(Beginning of Dataset extract)

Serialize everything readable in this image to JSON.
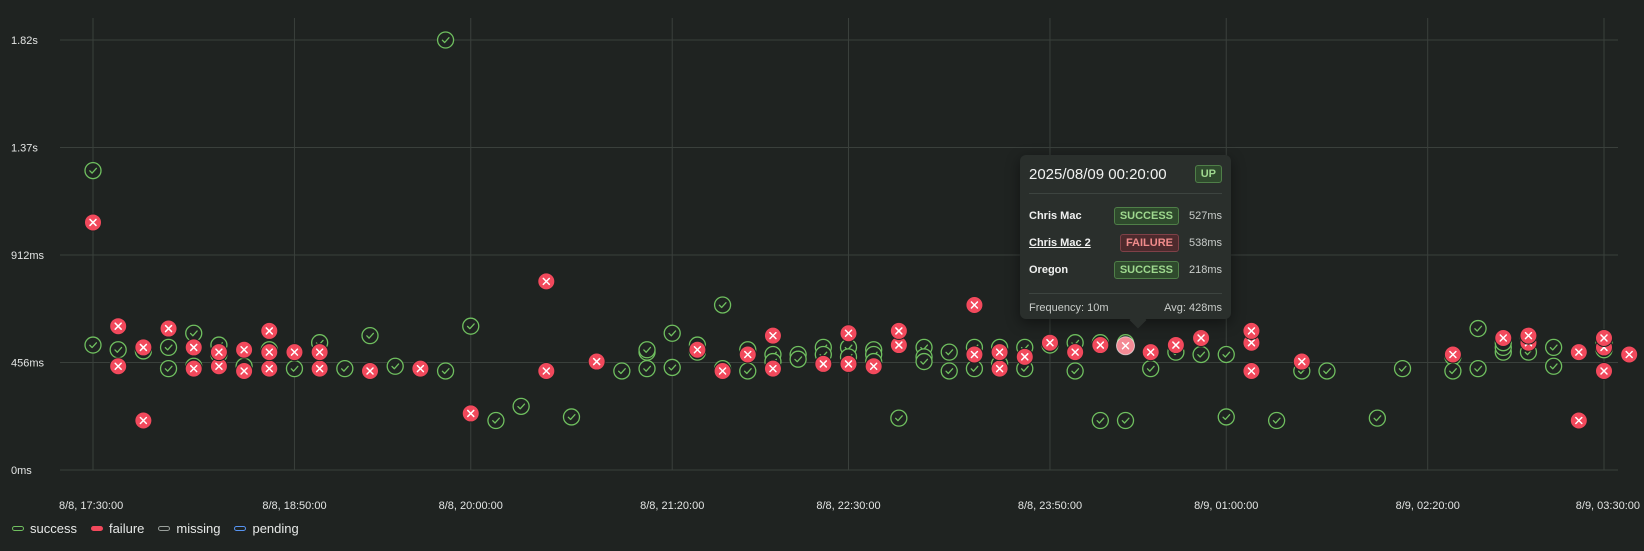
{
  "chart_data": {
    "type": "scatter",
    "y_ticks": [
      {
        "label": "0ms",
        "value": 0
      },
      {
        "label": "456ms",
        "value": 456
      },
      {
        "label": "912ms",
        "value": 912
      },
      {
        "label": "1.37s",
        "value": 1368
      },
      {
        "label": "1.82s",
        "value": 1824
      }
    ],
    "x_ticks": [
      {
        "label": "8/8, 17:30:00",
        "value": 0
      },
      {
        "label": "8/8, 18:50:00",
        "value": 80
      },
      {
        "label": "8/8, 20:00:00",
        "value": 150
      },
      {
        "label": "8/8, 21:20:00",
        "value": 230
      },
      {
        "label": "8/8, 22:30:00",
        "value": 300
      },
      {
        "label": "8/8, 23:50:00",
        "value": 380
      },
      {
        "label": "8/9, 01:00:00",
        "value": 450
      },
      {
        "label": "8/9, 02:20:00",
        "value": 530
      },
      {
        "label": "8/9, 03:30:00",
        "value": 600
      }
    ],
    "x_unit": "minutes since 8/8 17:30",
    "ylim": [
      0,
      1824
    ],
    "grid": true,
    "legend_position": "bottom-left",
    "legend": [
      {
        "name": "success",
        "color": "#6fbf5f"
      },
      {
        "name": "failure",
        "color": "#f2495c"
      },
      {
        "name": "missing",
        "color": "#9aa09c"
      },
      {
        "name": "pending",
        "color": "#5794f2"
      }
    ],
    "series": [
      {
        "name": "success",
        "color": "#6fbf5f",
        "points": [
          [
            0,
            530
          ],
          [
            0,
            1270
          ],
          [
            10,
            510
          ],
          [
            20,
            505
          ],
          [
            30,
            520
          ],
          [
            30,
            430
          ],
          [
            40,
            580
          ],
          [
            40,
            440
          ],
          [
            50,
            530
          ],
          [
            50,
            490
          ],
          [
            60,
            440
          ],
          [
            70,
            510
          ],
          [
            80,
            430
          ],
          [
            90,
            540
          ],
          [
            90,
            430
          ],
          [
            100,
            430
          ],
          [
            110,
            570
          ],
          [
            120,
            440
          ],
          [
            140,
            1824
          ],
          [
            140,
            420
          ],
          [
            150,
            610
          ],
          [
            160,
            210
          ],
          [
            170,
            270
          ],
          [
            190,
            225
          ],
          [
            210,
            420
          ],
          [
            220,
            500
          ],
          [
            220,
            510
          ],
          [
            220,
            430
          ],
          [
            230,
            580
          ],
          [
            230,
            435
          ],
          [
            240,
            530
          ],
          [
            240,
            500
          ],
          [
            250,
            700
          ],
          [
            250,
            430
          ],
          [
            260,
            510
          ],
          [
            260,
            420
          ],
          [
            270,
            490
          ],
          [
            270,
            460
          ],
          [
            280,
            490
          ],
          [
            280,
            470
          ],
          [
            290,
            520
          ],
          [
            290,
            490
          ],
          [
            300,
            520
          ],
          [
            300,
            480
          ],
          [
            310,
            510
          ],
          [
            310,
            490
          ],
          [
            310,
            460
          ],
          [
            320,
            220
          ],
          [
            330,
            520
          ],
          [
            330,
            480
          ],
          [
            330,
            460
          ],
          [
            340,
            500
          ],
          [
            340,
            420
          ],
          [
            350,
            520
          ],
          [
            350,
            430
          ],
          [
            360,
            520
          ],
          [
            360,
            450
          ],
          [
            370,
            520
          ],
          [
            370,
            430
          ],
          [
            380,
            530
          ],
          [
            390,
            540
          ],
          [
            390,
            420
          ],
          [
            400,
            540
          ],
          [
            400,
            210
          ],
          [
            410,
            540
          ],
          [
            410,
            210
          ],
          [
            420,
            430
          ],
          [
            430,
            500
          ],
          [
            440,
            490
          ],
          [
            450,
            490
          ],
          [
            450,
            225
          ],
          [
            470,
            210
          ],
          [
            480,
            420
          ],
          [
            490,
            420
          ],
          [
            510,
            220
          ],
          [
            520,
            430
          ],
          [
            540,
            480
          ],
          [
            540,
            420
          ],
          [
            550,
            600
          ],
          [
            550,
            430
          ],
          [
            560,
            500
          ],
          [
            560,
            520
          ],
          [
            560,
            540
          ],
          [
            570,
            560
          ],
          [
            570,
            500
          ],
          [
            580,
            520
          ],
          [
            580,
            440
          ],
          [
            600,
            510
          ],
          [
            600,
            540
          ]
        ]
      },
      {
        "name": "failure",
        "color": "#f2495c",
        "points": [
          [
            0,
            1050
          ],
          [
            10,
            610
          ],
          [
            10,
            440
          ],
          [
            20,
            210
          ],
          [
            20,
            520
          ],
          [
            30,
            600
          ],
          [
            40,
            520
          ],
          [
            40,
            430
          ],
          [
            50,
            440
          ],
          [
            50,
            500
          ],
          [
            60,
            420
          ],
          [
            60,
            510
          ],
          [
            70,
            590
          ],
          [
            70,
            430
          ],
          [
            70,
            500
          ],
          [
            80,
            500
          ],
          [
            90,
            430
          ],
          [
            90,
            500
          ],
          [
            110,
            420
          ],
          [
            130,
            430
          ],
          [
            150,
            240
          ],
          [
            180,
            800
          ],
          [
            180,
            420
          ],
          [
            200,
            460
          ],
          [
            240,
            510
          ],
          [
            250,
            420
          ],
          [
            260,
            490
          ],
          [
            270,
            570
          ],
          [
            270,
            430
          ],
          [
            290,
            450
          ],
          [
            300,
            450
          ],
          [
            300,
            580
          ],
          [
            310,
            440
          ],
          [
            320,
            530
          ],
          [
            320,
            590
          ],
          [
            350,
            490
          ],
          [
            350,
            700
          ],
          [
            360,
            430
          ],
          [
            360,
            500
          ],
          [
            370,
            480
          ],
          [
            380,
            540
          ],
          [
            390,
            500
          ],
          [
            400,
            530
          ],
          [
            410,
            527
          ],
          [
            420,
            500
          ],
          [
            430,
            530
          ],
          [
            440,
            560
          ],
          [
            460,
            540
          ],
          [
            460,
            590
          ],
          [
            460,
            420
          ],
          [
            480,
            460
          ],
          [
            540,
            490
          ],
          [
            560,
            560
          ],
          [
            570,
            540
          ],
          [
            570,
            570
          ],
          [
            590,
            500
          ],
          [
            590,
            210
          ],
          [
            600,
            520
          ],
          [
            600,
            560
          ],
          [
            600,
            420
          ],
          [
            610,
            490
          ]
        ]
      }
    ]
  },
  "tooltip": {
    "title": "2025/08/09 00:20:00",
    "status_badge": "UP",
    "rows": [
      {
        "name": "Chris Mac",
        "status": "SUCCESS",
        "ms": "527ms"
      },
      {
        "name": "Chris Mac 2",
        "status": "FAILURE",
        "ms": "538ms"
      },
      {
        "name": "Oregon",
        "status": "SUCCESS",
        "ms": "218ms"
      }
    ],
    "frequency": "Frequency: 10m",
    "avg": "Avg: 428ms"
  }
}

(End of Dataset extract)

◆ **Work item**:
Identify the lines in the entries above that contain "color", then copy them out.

◆ **Solution to the problem**:
        "color": "#6fbf5f"
        "color": "#f2495c"
        "color": "#9aa09c"
        "color": "#5794f2"
        "color": "#6fbf5f",
        "color": "#f2495c",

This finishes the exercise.